What you should do
Lines in the following data that contain the string "Optima" are to be counted. Report only their number.

Interface dataset entries
........
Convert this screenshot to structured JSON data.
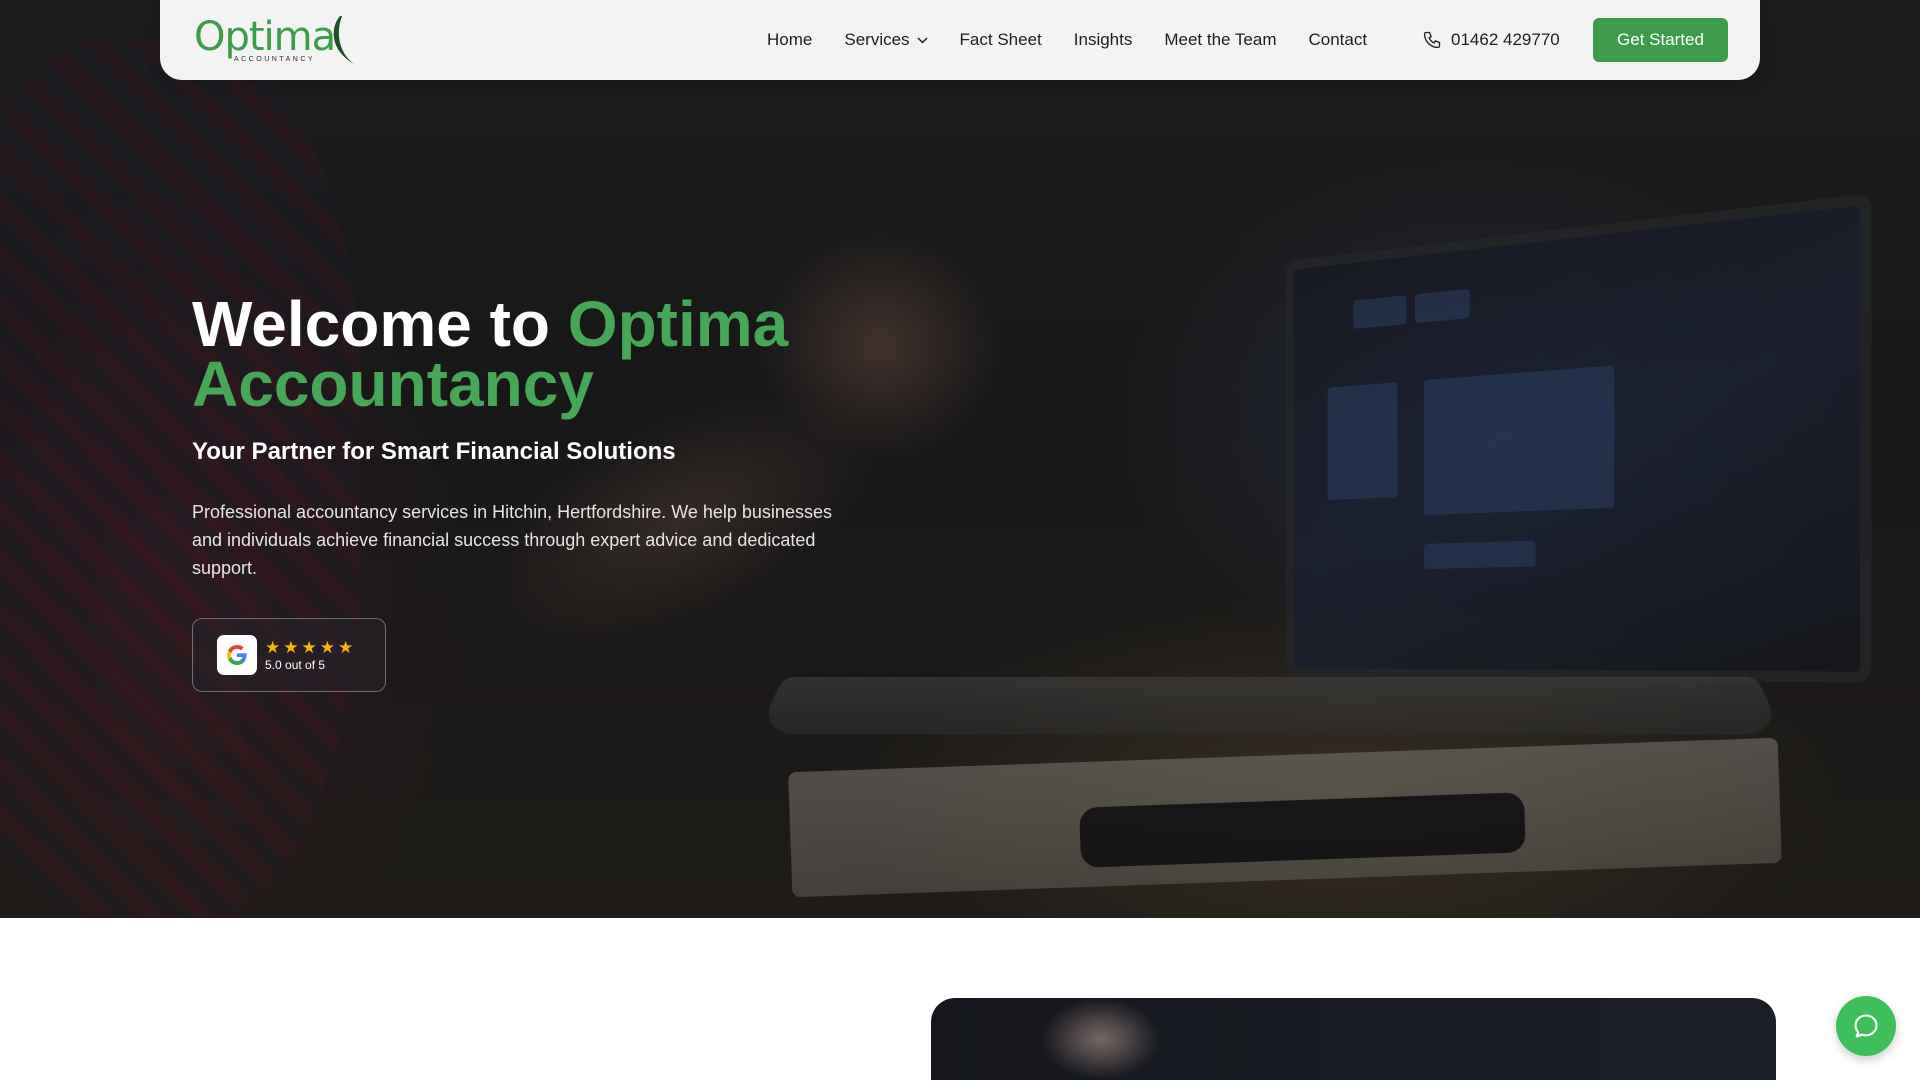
{
  "brand": {
    "logo_text": "Optima",
    "logo_subtext": "ACCOUNTANCY",
    "accent_color": "#3e9b4b"
  },
  "nav": {
    "links": [
      {
        "label": "Home"
      },
      {
        "label": "Services",
        "has_dropdown": true
      },
      {
        "label": "Fact Sheet"
      },
      {
        "label": "Insights"
      },
      {
        "label": "Meet the Team"
      },
      {
        "label": "Contact"
      }
    ],
    "phone": "01462 429770",
    "cta_label": "Get Started"
  },
  "hero": {
    "title_prefix": "Welcome to",
    "title_accent": "Optima Accountancy",
    "subtitle": "Your Partner for Smart Financial Solutions",
    "description": "Professional accountancy services in Hitchin, Hertfordshire. We help businesses and individuals achieve financial success through expert advice and dedicated support.",
    "review": {
      "provider_icon": "google-icon",
      "stars": 5,
      "rating_text": "5.0 out of 5"
    }
  },
  "chat": {
    "icon": "chat-bubble-icon"
  }
}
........
Task answer
2